**Dataset rows describing interfaces**
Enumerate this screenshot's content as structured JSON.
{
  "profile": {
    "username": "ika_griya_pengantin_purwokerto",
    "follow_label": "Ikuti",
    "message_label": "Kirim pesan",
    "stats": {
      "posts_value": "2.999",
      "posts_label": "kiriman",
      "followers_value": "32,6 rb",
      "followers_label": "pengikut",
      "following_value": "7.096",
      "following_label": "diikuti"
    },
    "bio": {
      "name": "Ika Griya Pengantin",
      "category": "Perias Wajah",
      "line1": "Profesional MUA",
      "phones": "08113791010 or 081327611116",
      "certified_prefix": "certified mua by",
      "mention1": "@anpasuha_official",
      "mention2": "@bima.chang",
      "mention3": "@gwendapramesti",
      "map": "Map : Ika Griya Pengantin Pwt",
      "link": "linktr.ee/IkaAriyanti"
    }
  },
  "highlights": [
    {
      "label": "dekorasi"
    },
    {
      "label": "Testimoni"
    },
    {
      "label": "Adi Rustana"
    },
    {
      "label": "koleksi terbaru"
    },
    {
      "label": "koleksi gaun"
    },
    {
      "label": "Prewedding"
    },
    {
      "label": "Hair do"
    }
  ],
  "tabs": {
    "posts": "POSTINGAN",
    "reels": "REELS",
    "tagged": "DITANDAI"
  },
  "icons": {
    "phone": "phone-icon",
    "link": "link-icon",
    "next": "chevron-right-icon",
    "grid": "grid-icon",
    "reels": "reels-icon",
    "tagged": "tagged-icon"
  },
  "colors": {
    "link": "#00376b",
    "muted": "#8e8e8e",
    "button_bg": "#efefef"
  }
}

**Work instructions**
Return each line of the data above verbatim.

**Task response**
Enumerate this screenshot's content as structured JSON.
{
  "profile": {
    "username": "ika_griya_pengantin_purwokerto",
    "follow_label": "Ikuti",
    "message_label": "Kirim pesan",
    "stats": {
      "posts_value": "2.999",
      "posts_label": "kiriman",
      "followers_value": "32,6 rb",
      "followers_label": "pengikut",
      "following_value": "7.096",
      "following_label": "diikuti"
    },
    "bio": {
      "name": "Ika Griya Pengantin",
      "category": "Perias Wajah",
      "line1": "Profesional MUA",
      "phones": "08113791010 or 081327611116",
      "certified_prefix": "certified mua by",
      "mention1": "@anpasuha_official",
      "mention2": "@bima.chang",
      "mention3": "@gwendapramesti",
      "map": "Map : Ika Griya Pengantin Pwt",
      "link": "linktr.ee/IkaAriyanti"
    }
  },
  "highlights": [
    {
      "label": "dekorasi"
    },
    {
      "label": "Testimoni"
    },
    {
      "label": "Adi Rustana"
    },
    {
      "label": "koleksi terbaru"
    },
    {
      "label": "koleksi gaun"
    },
    {
      "label": "Prewedding"
    },
    {
      "label": "Hair do"
    }
  ],
  "tabs": {
    "posts": "POSTINGAN",
    "reels": "REELS",
    "tagged": "DITANDAI"
  },
  "icons": {
    "phone": "phone-icon",
    "link": "link-icon",
    "next": "chevron-right-icon",
    "grid": "grid-icon",
    "reels": "reels-icon",
    "tagged": "tagged-icon"
  },
  "colors": {
    "link": "#00376b",
    "muted": "#8e8e8e",
    "button_bg": "#efefef"
  }
}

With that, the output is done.